    COBOL is an acronym that stands for COmmon Business Oriented Language. Starting in 1959, this language was designed by representatives from business, government, and the U.S. Department of Defense. Their goal was to design a programming language that could be used on all business computers.

    COBOL platforms

    Today, COBOL is available on all of the major computer platforms. In general, you can think of a platform as a unique combination of computer hardware and operating system. Figure 1-1, for example, illustrates typical mainframe and PC hardware configurations and describes the operating systems that run on them.

    In terms of hardware, all computer systems have the same basic compo- nents, including display screens, keyboards, disk drives, printers, processors, and internal storage. It’s just the terminology and scale that differ from one computer to the next. On a mainframe or mid-range computer, for example, the display screen is a terminal; the processor is a central processing unit, or CPU; and the internal storage is main memory. On a PC, the comparable terms are monitor, processor, and RAM (random-access memory).

    The primary difference between a mainframe computer and a PC is that a mainframe computer serves dozens or hundreds of users from a single processor, while a PC serves only one user. Like a mainframe computer, a mid-range computer serves more than one user, but usually far fewer than a mainframe.

    Today, the IBM mainframe computer running under the OS/390 operating system is a widely used COBOL platform. The AS/400 running under the OS/400 operating system and mid-range systems that run under the UNIX operating system are two other common COBOL platforms. And PCs that run under DOS and Windows are two more COBOL platforms.

    With this book, you’ll learn how to develop COBOL programs on your own PC because that’s the easiest way to get started. However, you’re also going to learn how to write COBOL programs for IBM mainframes because that’s by far the most popular COBOL platform. You should also be able to transfer the skills you learn in this book to any other COBOL platform.

    Keep in mind, though, that writing COBOL programs for mainframes is by far the largest job market. Today, billions of lines of COBOL code are in use on this platform. During the 1990’s, tens of billions of dollars were spent fixing these programs so they would work correctly when the year changed from 1999 to 2000. And many billions more will be spent to keep these programs up-to-date in the next 20 years.

  • Chapter 1 Introduction to COBOL programming 5

    A typical mainframe configuration

    A typical PC configuration

    Description • The most widely-used COBOL platform is the IBM mainframe running under the

    OS/390 or MVS operating system. IBM AS/400 systems that run under the OS/400 operating system and mid-range computers that run under the UNIX operating system are two other common COBOL platforms. A PC running under the Win- dows operating system is another COBOL platform.

    • The biggest difference between a mainframe and a PC is that a mainframe serves dozens or even hundreds of users from a single processor, while a PC serves only one user. A mid-range system usually serves many users, but not as many as a mainframe.

    Figure 1-1 COBOL platforms

    . . .

    .. .

    .. .

    Terminal

    Line Printer

    TerminalTerminal

    Line Printer

    Disk array

    Disk array

    CPU

    Laser printer Processor Monitor

    Keyboard Mouse

  • 6 Section 1 The essence of COBOL programming

    COBOL standards and compilers

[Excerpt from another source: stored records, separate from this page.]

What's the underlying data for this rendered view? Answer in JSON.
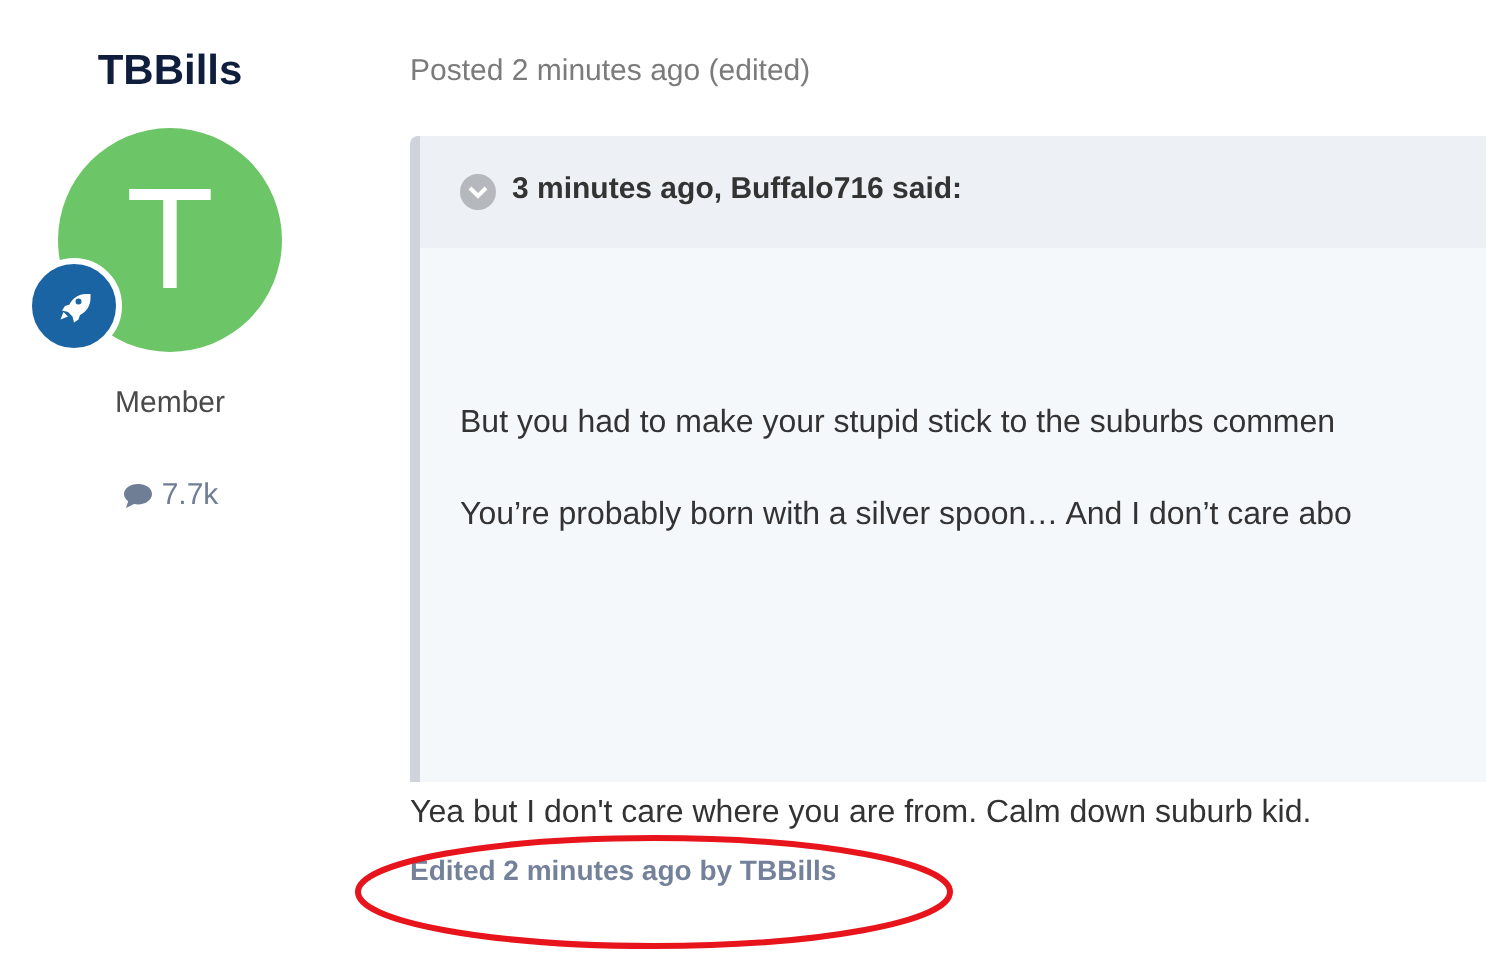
{
  "author": {
    "name": "TBBills",
    "avatar_letter": "T",
    "role": "Member",
    "post_count": "7.7k"
  },
  "post": {
    "meta": "Posted 2 minutes ago (edited)",
    "quote": {
      "expanded": false,
      "citation": "3 minutes ago, Buffalo716 said:",
      "paragraphs": [
        "But you had to make your stupid stick to the suburbs commen",
        "You’re probably born with a silver spoon… And I don’t care abo"
      ]
    },
    "body": "Yea but I don't care where you are from. Calm down suburb kid.",
    "edited_note": "Edited 2 minutes ago by TBBills"
  }
}
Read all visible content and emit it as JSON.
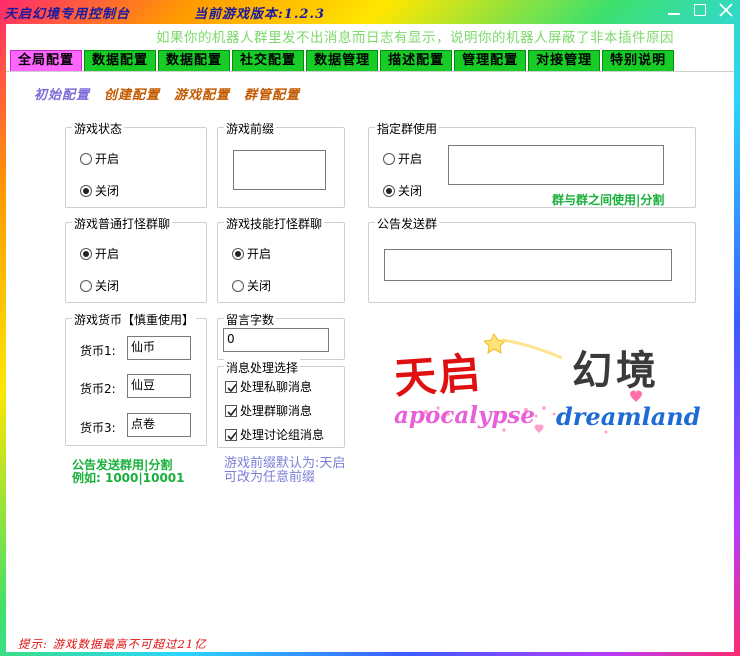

    In an effort to make COBOL work the same way on all computer platforms, several sets of COBOL standards have been published since 1968. These are summarized in figure 1-2. The first three sets were developed by the American National Standards Institute (ANSI), and the latest set is being developed by ANSI/ISO (International Standards Organization).

    The first set of specifications, referred to as COBOL-68, got the process of standardization going, but had some serious limitations. In particular, these standards didn’t provide for the use of indexed files. In contrast, the COBOL-74 standards provided language for most of the capabilities that were in common use, thus reducing COBOL variation from one computer system to another.

    The next set of standards, called COBOL-85, added language that makes it easie